CHQPR highlighted some financial challenges of maintaining 24/7 maternity care in rural hospitals, saying private and Medicare payments often fail to cover the costs. Hospital cost reports for 2022 showed more than one-third of rural hospitals still offering maternity care experienced overall financial losses in patient care services, putting their ability to continue maternity care at risk. In 12 states, more than half of rural maternity care hospitals reported losses in patient care services.
Smaller rural communities are particularly vulnerable because of higher losses in maternity care and the likelihood of losses in other patient services. Limited access to maternity care hospitals forces pregnant women in rural areas to travel longer distances, increasing the risk of complications and maternal-infant mortality.
Addressing the decline in rural maternity care requires tackling recruitment challenges and payment issues. CHQPR suggests a national solution is needed for recruitment, as simply filling a position in one hospital may create a vacancy in another. Additionally, improving the rural maternity workforce requires targeted clinician training, remote specialty support, and new staffing models for on-call coverage.

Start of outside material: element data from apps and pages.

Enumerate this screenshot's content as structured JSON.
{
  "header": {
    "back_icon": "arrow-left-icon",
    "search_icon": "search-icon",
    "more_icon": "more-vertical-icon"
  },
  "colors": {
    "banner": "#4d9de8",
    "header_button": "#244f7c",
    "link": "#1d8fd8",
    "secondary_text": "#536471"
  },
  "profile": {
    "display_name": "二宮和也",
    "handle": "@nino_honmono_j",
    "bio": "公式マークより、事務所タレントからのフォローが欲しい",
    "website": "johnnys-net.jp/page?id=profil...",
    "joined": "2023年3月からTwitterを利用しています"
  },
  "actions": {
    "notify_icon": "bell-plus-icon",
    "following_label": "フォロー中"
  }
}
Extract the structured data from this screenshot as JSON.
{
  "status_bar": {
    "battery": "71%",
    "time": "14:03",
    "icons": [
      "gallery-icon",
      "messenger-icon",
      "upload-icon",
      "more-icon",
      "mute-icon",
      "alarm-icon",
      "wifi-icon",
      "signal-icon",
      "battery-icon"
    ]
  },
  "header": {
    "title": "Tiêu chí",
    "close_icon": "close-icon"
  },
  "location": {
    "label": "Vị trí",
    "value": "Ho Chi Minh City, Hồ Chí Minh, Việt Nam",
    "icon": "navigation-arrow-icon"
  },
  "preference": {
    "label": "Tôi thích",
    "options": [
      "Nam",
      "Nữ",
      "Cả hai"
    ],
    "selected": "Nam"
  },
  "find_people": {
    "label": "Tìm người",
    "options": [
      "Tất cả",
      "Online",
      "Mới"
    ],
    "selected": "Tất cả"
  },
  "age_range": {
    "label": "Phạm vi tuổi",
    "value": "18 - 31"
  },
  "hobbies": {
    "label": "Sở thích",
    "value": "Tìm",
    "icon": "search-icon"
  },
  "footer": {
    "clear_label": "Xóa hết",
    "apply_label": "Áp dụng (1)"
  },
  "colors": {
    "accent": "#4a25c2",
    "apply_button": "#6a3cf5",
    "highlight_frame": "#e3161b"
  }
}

CHQPR urges employers to pressure health insurance plans to demonstrate adequate payment for maternity care services to overcome these financial barriers. They’re calling on states to require Medicaid plans to pay sufficient amounts for such services. Due to insufficient payments, rural hospitals face financial challenges across their other service lines. Read more from Fierce Health about how stakeholders are encouraged to support rural hospitals by choosing insurance plans to compensate them adequately.